### Excerpted data
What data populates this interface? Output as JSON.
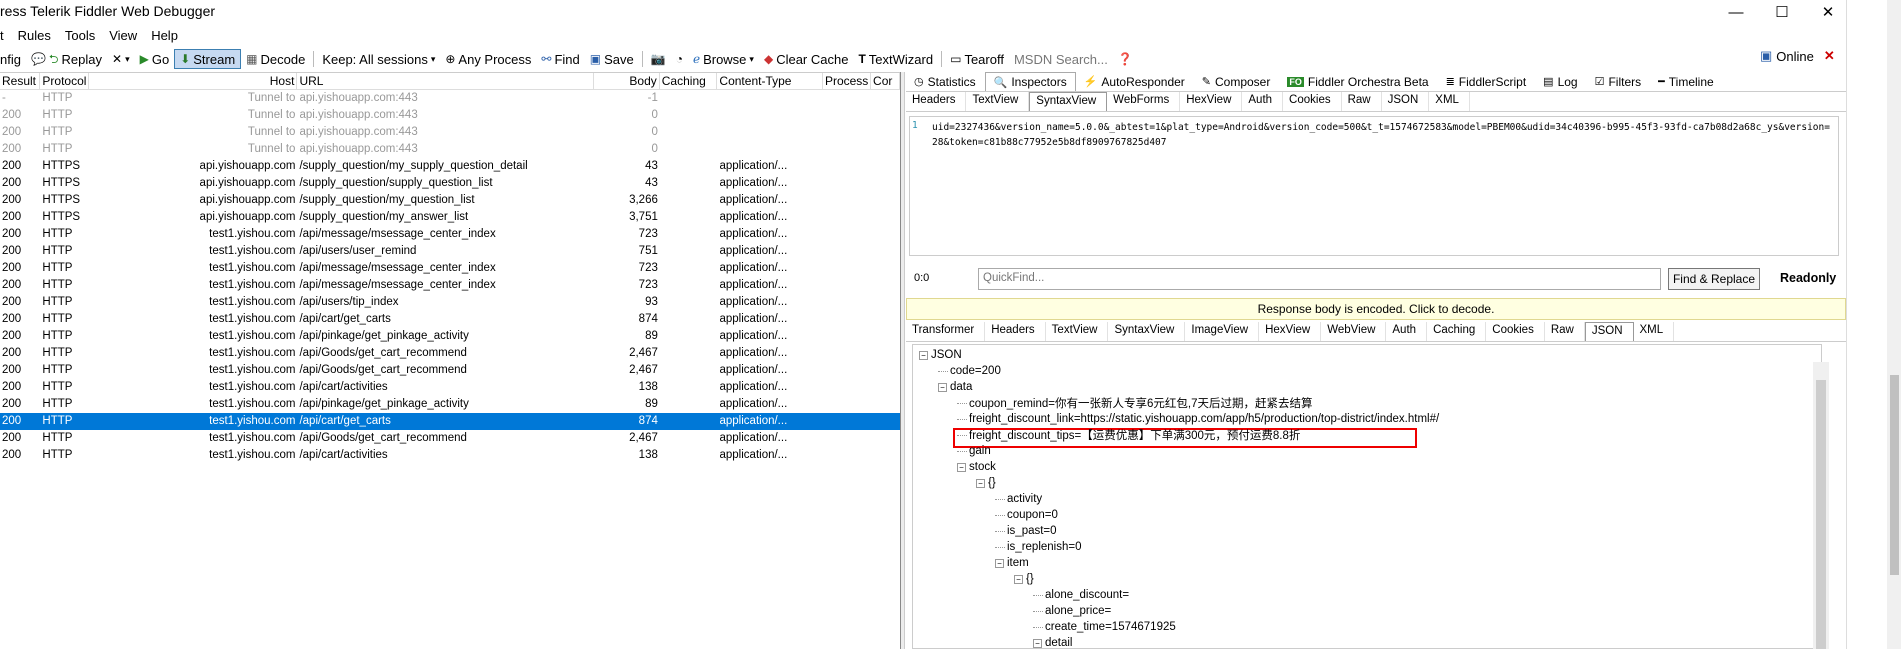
{
  "window": {
    "title": "ress Telerik Fiddler Web Debugger",
    "min": "—",
    "max": "☐",
    "close": "✕"
  },
  "menu": [
    "t",
    "Rules",
    "Tools",
    "View",
    "Help"
  ],
  "toolbar": {
    "config": "nfig",
    "replay": "Replay",
    "remove_caret": "▾",
    "go": "Go",
    "stream": "Stream",
    "decode": "Decode",
    "keep": "Keep: All sessions",
    "any_process": "Any Process",
    "find": "Find",
    "save": "Save",
    "browse": "Browse",
    "clear_cache": "Clear Cache",
    "text_wizard": "TextWizard",
    "tearoff": "Tearoff",
    "msdn_placeholder": "MSDN Search...",
    "online": "Online"
  },
  "sessions": {
    "columns": [
      "Result",
      "Protocol",
      "Host",
      "URL",
      "Body",
      "Caching",
      "Content-Type",
      "Process",
      "Cor"
    ],
    "rows": [
      {
        "result": "-",
        "protocol": "HTTP",
        "host": "Tunnel to",
        "url": "api.yishouapp.com:443",
        "body": "-1",
        "caching": "",
        "ct": "",
        "tunnel": true
      },
      {
        "result": "200",
        "protocol": "HTTP",
        "host": "Tunnel to",
        "url": "api.yishouapp.com:443",
        "body": "0",
        "caching": "",
        "ct": "",
        "tunnel": true
      },
      {
        "result": "200",
        "protocol": "HTTP",
        "host": "Tunnel to",
        "url": "api.yishouapp.com:443",
        "body": "0",
        "caching": "",
        "ct": "",
        "tunnel": true
      },
      {
        "result": "200",
        "protocol": "HTTP",
        "host": "Tunnel to",
        "url": "api.yishouapp.com:443",
        "body": "0",
        "caching": "",
        "ct": "",
        "tunnel": true
      },
      {
        "result": "200",
        "protocol": "HTTPS",
        "host": "api.yishouapp.com",
        "url": "/supply_question/my_supply_question_detail",
        "body": "43",
        "caching": "",
        "ct": "application/..."
      },
      {
        "result": "200",
        "protocol": "HTTPS",
        "host": "api.yishouapp.com",
        "url": "/supply_question/supply_question_list",
        "body": "43",
        "caching": "",
        "ct": "application/..."
      },
      {
        "result": "200",
        "protocol": "HTTPS",
        "host": "api.yishouapp.com",
        "url": "/supply_question/my_question_list",
        "body": "3,266",
        "caching": "",
        "ct": "application/..."
      },
      {
        "result": "200",
        "protocol": "HTTPS",
        "host": "api.yishouapp.com",
        "url": "/supply_question/my_answer_list",
        "body": "3,751",
        "caching": "",
        "ct": "application/..."
      },
      {
        "result": "200",
        "protocol": "HTTP",
        "host": "test1.yishou.com",
        "url": "/api/message/msessage_center_index",
        "body": "723",
        "caching": "",
        "ct": "application/..."
      },
      {
        "result": "200",
        "protocol": "HTTP",
        "host": "test1.yishou.com",
        "url": "/api/users/user_remind",
        "body": "751",
        "caching": "",
        "ct": "application/..."
      },
      {
        "result": "200",
        "protocol": "HTTP",
        "host": "test1.yishou.com",
        "url": "/api/message/msessage_center_index",
        "body": "723",
        "caching": "",
        "ct": "application/..."
      },
      {
        "result": "200",
        "protocol": "HTTP",
        "host": "test1.yishou.com",
        "url": "/api/message/msessage_center_index",
        "body": "723",
        "caching": "",
        "ct": "application/..."
      },
      {
        "result": "200",
        "protocol": "HTTP",
        "host": "test1.yishou.com",
        "url": "/api/users/tip_index",
        "body": "93",
        "caching": "",
        "ct": "application/..."
      },
      {
        "result": "200",
        "protocol": "HTTP",
        "host": "test1.yishou.com",
        "url": "/api/cart/get_carts",
        "body": "874",
        "caching": "",
        "ct": "application/..."
      },
      {
        "result": "200",
        "protocol": "HTTP",
        "host": "test1.yishou.com",
        "url": "/api/pinkage/get_pinkage_activity",
        "body": "89",
        "caching": "",
        "ct": "application/..."
      },
      {
        "result": "200",
        "protocol": "HTTP",
        "host": "test1.yishou.com",
        "url": "/api/Goods/get_cart_recommend",
        "body": "2,467",
        "caching": "",
        "ct": "application/..."
      },
      {
        "result": "200",
        "protocol": "HTTP",
        "host": "test1.yishou.com",
        "url": "/api/Goods/get_cart_recommend",
        "body": "2,467",
        "caching": "",
        "ct": "application/..."
      },
      {
        "result": "200",
        "protocol": "HTTP",
        "host": "test1.yishou.com",
        "url": "/api/cart/activities",
        "body": "138",
        "caching": "",
        "ct": "application/..."
      },
      {
        "result": "200",
        "protocol": "HTTP",
        "host": "test1.yishou.com",
        "url": "/api/pinkage/get_pinkage_activity",
        "body": "89",
        "caching": "",
        "ct": "application/..."
      },
      {
        "result": "200",
        "protocol": "HTTP",
        "host": "test1.yishou.com",
        "url": "/api/cart/get_carts",
        "body": "874",
        "caching": "",
        "ct": "application/...",
        "selected": true
      },
      {
        "result": "200",
        "protocol": "HTTP",
        "host": "test1.yishou.com",
        "url": "/api/Goods/get_cart_recommend",
        "body": "2,467",
        "caching": "",
        "ct": "application/..."
      },
      {
        "result": "200",
        "protocol": "HTTP",
        "host": "test1.yishou.com",
        "url": "/api/cart/activities",
        "body": "138",
        "caching": "",
        "ct": "application/..."
      }
    ]
  },
  "inspector": {
    "main_tabs": [
      {
        "label": "Statistics",
        "icon": "stopwatch-icon",
        "glyph": "◷"
      },
      {
        "label": "Inspectors",
        "icon": "inspect-icon",
        "glyph": "🔍",
        "active": true
      },
      {
        "label": "AutoResponder",
        "icon": "lightning-icon",
        "glyph": "⚡"
      },
      {
        "label": "Composer",
        "icon": "composer-icon",
        "glyph": "✎"
      },
      {
        "label": "Fiddler Orchestra Beta",
        "icon": "fo-icon",
        "glyph": "FO"
      },
      {
        "label": "FiddlerScript",
        "icon": "script-icon",
        "glyph": "≣"
      },
      {
        "label": "Log",
        "icon": "log-icon",
        "glyph": "▤"
      },
      {
        "label": "Filters",
        "icon": "checkbox-icon",
        "glyph": "☑"
      },
      {
        "label": "Timeline",
        "icon": "timeline-icon",
        "glyph": "━"
      }
    ],
    "request_tabs": [
      "Headers",
      "TextView",
      "SyntaxView",
      "WebForms",
      "HexView",
      "Auth",
      "Cookies",
      "Raw",
      "JSON",
      "XML"
    ],
    "request_active": "SyntaxView",
    "line_number": "1",
    "request_body": "uid=2327436&version_name=5.0.0&_abtest=1&plat_type=Android&version_code=500&t_t=1574672583&model=PBEM00&udid=34c40396-b995-45f3-93fd-ca7b08d2a68c_ys&version=28&token=c81b88c77952e5b8df8909767825d407",
    "pos": "0:0",
    "quickfind_placeholder": "QuickFind...",
    "find_replace": "Find & Replace",
    "readonly": "Readonly",
    "encoded_notice": "Response body is encoded. Click to decode.",
    "response_tabs": [
      "Transformer",
      "Headers",
      "TextView",
      "SyntaxView",
      "ImageView",
      "HexView",
      "WebView",
      "Auth",
      "Caching",
      "Cookies",
      "Raw",
      "JSON",
      "XML"
    ],
    "response_active": "JSON"
  },
  "json_tree": [
    {
      "text": "JSON",
      "depth": 0,
      "exp": "−"
    },
    {
      "text": "code=200",
      "depth": 1
    },
    {
      "text": "data",
      "depth": 1,
      "exp": "−"
    },
    {
      "text": "coupon_remind=你有一张新人专享6元红包,7天后过期，赶紧去结算",
      "depth": 2
    },
    {
      "text": "freight_discount_link=https://static.yishouapp.com/app/h5/production/top-district/index.html#/",
      "depth": 2
    },
    {
      "text": "freight_discount_tips=【运费优惠】下单满300元，预付运费8.8折",
      "depth": 2
    },
    {
      "text": "gain",
      "depth": 2
    },
    {
      "text": "stock",
      "depth": 2,
      "exp": "−"
    },
    {
      "text": "{}",
      "depth": 3,
      "exp": "−"
    },
    {
      "text": "activity",
      "depth": 4
    },
    {
      "text": "coupon=0",
      "depth": 4
    },
    {
      "text": "is_past=0",
      "depth": 4
    },
    {
      "text": "is_replenish=0",
      "depth": 4
    },
    {
      "text": "item",
      "depth": 4,
      "exp": "−"
    },
    {
      "text": "{}",
      "depth": 5,
      "exp": "−"
    },
    {
      "text": "alone_discount=",
      "depth": 6
    },
    {
      "text": "alone_price=",
      "depth": 6
    },
    {
      "text": "create_time=1574671925",
      "depth": 6
    },
    {
      "text": "detail",
      "depth": 6,
      "exp": "−"
    }
  ]
}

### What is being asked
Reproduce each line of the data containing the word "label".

### Task answer
        "label": "Statistics",
        "label": "Inspectors",
        "label": "AutoResponder",
        "label": "Composer",
        "label": "Fiddler Orchestra Beta",
        "label": "FiddlerScript",
        "label": "Log",
        "label": "Filters",
        "label": "Timeline",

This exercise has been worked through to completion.